The general public may freely use these intertidal and subtidal lands and waters, whether they are beach, rocky shore, or open water, for traditional public trust uses such as fishing, shellfishing, boating, sunbathing, or simply walking along the beach.
In Connecticut, a line of state Supreme Court cases dating back to the earliest days of the republic confirms that in virtually every case private property ends at mean high water (the shore elevation, which is the average of all high tides) and that the state holds title as trustee to the lands waterward of mean high water, subject to the private rights of littoral access, that is, access to navigable waters.
What is the boundary of the public trust area?
The public trust area includes submerged lands and waters waterward of mean high water in tidal, coastal, or navigable waters of the state of Connecticut. On the ground, the mean high water boundary of the public trust area can often be determined by a prominent wrack line, debris line, or water mark. In general, if an area is regularly wet by the tides, you are probably safe to assume that it is in the public trust. The public trust area is also sometimes referred to as tidelands and is defined as ”public beach“ by the Connecticut Coastal Management Act, C.G.S. 22a-93(6). While the public trust area extends up navigable rivers, it does not extend inland to areas landward of the mean high water line.
What rights does the public have within the public trust area?
According to the Connecticut courts, public rights to the shore include the
- The public has the right to fish and shellfish over submerged lands. Peck v. Lockwood, 5 Day 22 (1811);
- The public has the right to pass and repass in navigable rivers. Adams v. Pease, 2 Conn 481 (1818);
- The public may gather seaweed between ordinary high water and low water. Chapman v. Kimball, 9 Day 38 (1831);
- “Public rights include fishing, boating, hunting, bathing, taking shellfish, gathering seaweed, cutting sedge, and of passing and repassing ….” Orange v. Resnick, 94 Conn 573 (1920);

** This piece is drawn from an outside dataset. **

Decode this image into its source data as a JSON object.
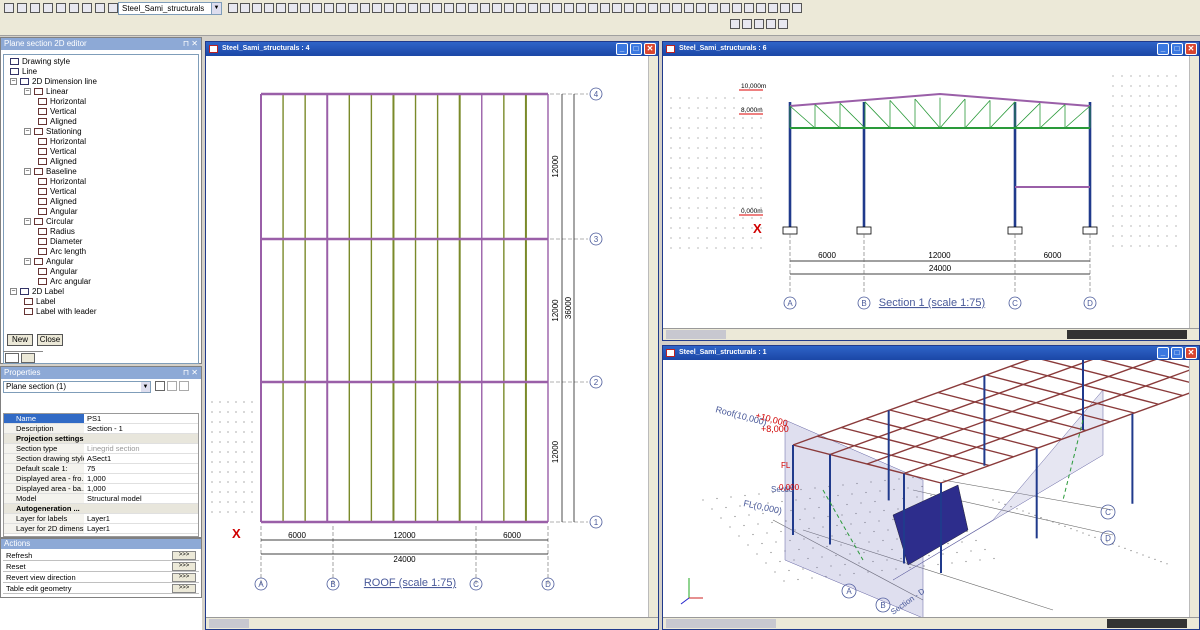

- “It is settled in Connecticut that the public has the right to boat, hunt, and fish on the navigable waters of the state.” State v. Brennan, 3 Conn Cir. 413 (1965).
She found another page: “Access to Your Boat: Your Littoral Rights.”
Although shoreline residents must share the public trust area with their fellow citizens, every coastal property owner enjoys unique legal rights by virtue of owning waterfront land. Just as an upland property owner has the right to access a public road, a coastal property owner has an exclusive right to access navigable water from his or her property.
This coastal right of access is known as a “littoral” or “riparian” right. Technically, “riparian” applies to rivers while “littoral” applies to coastal waters, but the terms are often used interchangeably.
The littoral right of access provides the property owner reasonable access to the water from his or her property.
Reasonable access can be achieved by launching a boat directly from the shore, by use of a mooring, or by constructing a dock suitable for the site conditions and properly permitted by DEEP and the U.S. Army Corps of Engineers. Littoral access does not imply a right to build whatever size dock or wharf a property owner wishes, nor does it mean that a littoral owner may routinely exclude boats or moorings from the waters in front of his or her property.
In terms of access, navigable waters are equivalent to a public road, and a dock serves the same purpose as a private driveway. A littoral landowner may not exclude the public from lawful uses of navigable water, just as an upland owner cannot exclude the public from driving or walking on the street in front of his or her house. However, a duly authorized dock or other littoral structure is private property, and no one can legally interfere with the exercise of this right of access, just as individuals cannot use or block someone’s driveway.
Seems like the Saugatuck Harbor Yacht Club neighbor “shore” has a good case.
PS: Someone from SHYC told the Saugatuck Shores resident, “you can join our club.”
“I don’t have a boat!” she replied.